ERIC Number: ED158849
Record Type: RIE
Publication Date: 1974
Reference Count: 0
Hawaiian Cultural Research: Some Applications and Some Cautions. Technical Report #25.
This report presents an early statement of community and family research plans and activities of the Kamehameha Early Education Program (KEEP) and suggested criteria for non-exploitative cross-cultural research among Hawaiians. Research activities include the study of the linguistic behavior and interaction styles of Hawaiian children and kindergarten children's language-switching behavior. Two tests of the Standard English (SE) competence of urban Hawaiian children were developed. Trial administration of the SE Repetition Test (SERT) under a 3-person condition produced among participants the Hawaiian speech event known as "talking-story." It is suggested that the 3-person condition might be of use in studying the verbal interaction strategies of Hawaiian children. Attempts to gain an insider's perspective on the Hawaiian family system were planned with a view toward the development of a list of categories of distinctive Hawaiian child behavior. Suggested criteria for non-exploitative cross-cultural research among Hawaiians are: (1) research should be planned in terms of the perspectives, needs and situation of the people studied, and (2) research findings and their implications should be shared with the people studied. (RH)

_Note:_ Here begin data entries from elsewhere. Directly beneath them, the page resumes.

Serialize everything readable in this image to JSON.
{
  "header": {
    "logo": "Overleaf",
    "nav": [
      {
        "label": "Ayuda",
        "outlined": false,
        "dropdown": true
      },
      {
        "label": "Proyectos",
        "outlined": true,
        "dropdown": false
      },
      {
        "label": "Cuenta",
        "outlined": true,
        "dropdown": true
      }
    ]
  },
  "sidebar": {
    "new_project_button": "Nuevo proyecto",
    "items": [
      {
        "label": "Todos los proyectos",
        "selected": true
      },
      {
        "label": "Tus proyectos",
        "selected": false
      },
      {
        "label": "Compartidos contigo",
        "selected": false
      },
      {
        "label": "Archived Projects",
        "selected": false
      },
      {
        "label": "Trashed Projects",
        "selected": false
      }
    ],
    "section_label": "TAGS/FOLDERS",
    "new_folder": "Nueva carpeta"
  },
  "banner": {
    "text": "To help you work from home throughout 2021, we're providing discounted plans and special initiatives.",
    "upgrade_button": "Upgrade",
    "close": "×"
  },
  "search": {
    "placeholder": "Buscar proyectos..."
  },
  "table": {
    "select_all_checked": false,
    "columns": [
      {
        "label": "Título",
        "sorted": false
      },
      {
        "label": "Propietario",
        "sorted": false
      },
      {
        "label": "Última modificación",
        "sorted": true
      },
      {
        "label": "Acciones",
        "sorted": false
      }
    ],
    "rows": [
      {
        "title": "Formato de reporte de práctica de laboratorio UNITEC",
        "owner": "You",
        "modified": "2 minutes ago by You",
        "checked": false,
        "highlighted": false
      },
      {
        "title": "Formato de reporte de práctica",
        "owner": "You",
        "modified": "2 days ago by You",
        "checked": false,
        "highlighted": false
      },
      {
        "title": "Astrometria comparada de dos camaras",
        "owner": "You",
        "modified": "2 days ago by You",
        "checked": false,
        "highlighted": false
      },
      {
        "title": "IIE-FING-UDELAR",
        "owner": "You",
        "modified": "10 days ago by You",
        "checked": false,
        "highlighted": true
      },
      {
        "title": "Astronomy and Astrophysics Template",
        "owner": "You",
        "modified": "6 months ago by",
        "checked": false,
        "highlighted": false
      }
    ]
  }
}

Descriptors: Activism, Community Study, Cultural Awareness, Demonstration Programs, Early Childhood Education, Educational Anthropology, Educational Improvement, Ethics, Ethnic Studies, Family Life, Hawaiians, Language Research, Parent Participation, Program Improvement, Research, Research Criteria, Standard Spoken Usage
Publication Type: Reports - Research
Education Level: N/A
Sponsor: California Univ., Los Angeles. Mental Retardation Research Center.; Hawaii State Dept. of Education, Honolulu.
Authoring Institution: Kamehameha Schools, Honolulu, HI. Kamehameha Early Education Project.
Identifiers: Hawaii; Kamehameha Early Education Program
Note: An earlier version of this paper was presented at the Annual Meeting of the American Psychological Association (Honolulu, Hawaii, 1972); For related documents, see PS 009 533-551 and PS 009 553-573